In fact, the inconsistency of the Government's stance on these two issues shows the consistency of their belief that underpins all their policies on women's re-productive and productive labour, the notion that only some bodies and only some modes of being in bodies are acceptable and normal and therefore should be supported by Government funding. For though the Australian government is trying to address what it sees as a growing problem of reduced birth rates, leading to an ageing work force, by encouraging reproduction, the social model for achieving this is not simply to make having children and bringing up children easier to all members of society but to reform the social conditions themselves, so that it is made easier only within certain very narrow parameters, i.e. by being young and by being legally infertile. What this excludes are the many choices and conditions under which either of these two parameters are not viable, such as working for the early part of one's life or due to a phsyiological condition which reduces the likelihood of being able to achieve pregnancy without assistance.

And so, finally to my ultimate concern, about Australia's health system.

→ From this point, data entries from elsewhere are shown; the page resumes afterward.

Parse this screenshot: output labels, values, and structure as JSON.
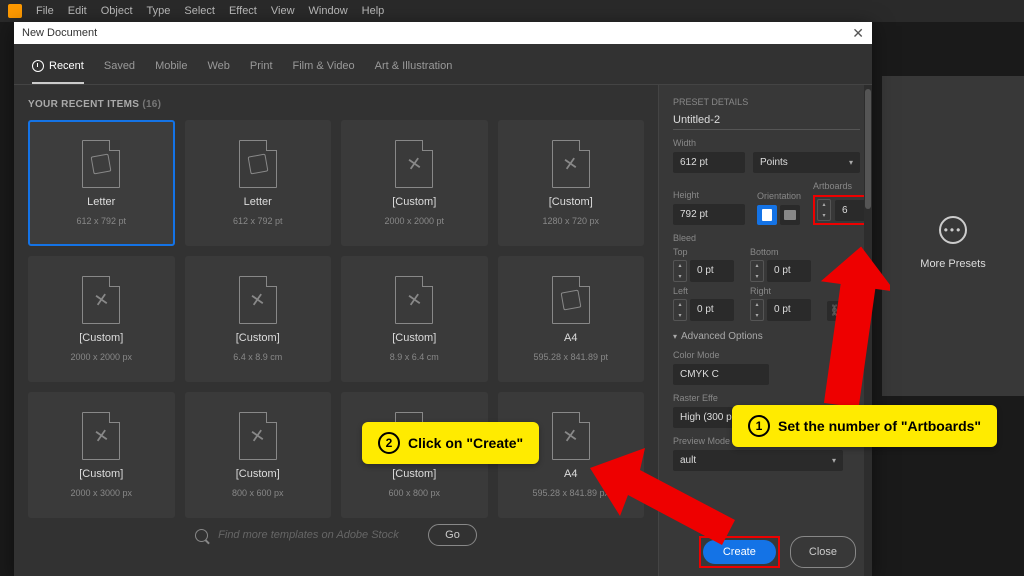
{
  "menubar": [
    "File",
    "Edit",
    "Object",
    "Type",
    "Select",
    "Effect",
    "View",
    "Window",
    "Help"
  ],
  "dialog_title": "New Document",
  "tabs": [
    "Recent",
    "Saved",
    "Mobile",
    "Web",
    "Print",
    "Film & Video",
    "Art & Illustration"
  ],
  "recent": {
    "heading": "YOUR RECENT ITEMS",
    "count": "(16)",
    "items": [
      {
        "name": "Letter",
        "dim": "612 x 792 pt",
        "icon": "ai"
      },
      {
        "name": "Letter",
        "dim": "612 x 792 pt",
        "icon": "ai"
      },
      {
        "name": "[Custom]",
        "dim": "2000 x 2000 pt",
        "icon": "pencil"
      },
      {
        "name": "[Custom]",
        "dim": "1280 x 720 px",
        "icon": "pencil"
      },
      {
        "name": "[Custom]",
        "dim": "2000 x 2000 px",
        "icon": "pencil"
      },
      {
        "name": "[Custom]",
        "dim": "6.4 x 8.9 cm",
        "icon": "pencil"
      },
      {
        "name": "[Custom]",
        "dim": "8.9 x 6.4 cm",
        "icon": "pencil"
      },
      {
        "name": "A4",
        "dim": "595.28 x 841.89 pt",
        "icon": "ai"
      },
      {
        "name": "[Custom]",
        "dim": "2000 x 3000 px",
        "icon": "pencil"
      },
      {
        "name": "[Custom]",
        "dim": "800 x 600 px",
        "icon": "pencil"
      },
      {
        "name": "[Custom]",
        "dim": "600 x 800 px",
        "icon": "pencil"
      },
      {
        "name": "A4",
        "dim": "595.28 x 841.89 px",
        "icon": "pencil"
      }
    ]
  },
  "search_placeholder": "Find more templates on Adobe Stock",
  "go_label": "Go",
  "details": {
    "heading": "PRESET DETAILS",
    "name": "Untitled-2",
    "width_label": "Width",
    "width": "612 pt",
    "units": "Points",
    "height_label": "Height",
    "height": "792 pt",
    "orientation_label": "Orientation",
    "artboards_label": "Artboards",
    "artboards": "6",
    "bleed_label": "Bleed",
    "top": "Top",
    "bottom": "Bottom",
    "left": "Left",
    "right": "Right",
    "bleed_val": "0 pt",
    "advanced_label": "Advanced Options",
    "color_mode_label": "Color Mode",
    "color_mode": "CMYK C",
    "raster_label": "Raster Effe",
    "raster": "High (300 ppi)",
    "preview_label": "Preview Mode",
    "preview": "ault"
  },
  "buttons": {
    "create": "Create",
    "close": "Close"
  },
  "more_presets": "More Presets",
  "annotations": {
    "a1": "Set the number of \"Artboards\"",
    "a2": "Click on \"Create\""
  }
}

These parameters of eligibility are maintained by making IVF treatments financially inaccessible, and therefore unavailable, to those who fall outside of the narrow definition. Burden asks, "Why is it so bad to be given three attempts at having another child, and after that, you pay for it yourself. Raise the $10,000 amongst your kin..."

Because by supporting access of only those women who are under 42 and legally infertile, to a comprehensive IVF treatment plan, we are not just reducing the overall rates of successful pregnancy, we are reducing the social and life options of all women in Australian society, and impoverishing the diversity of our culture.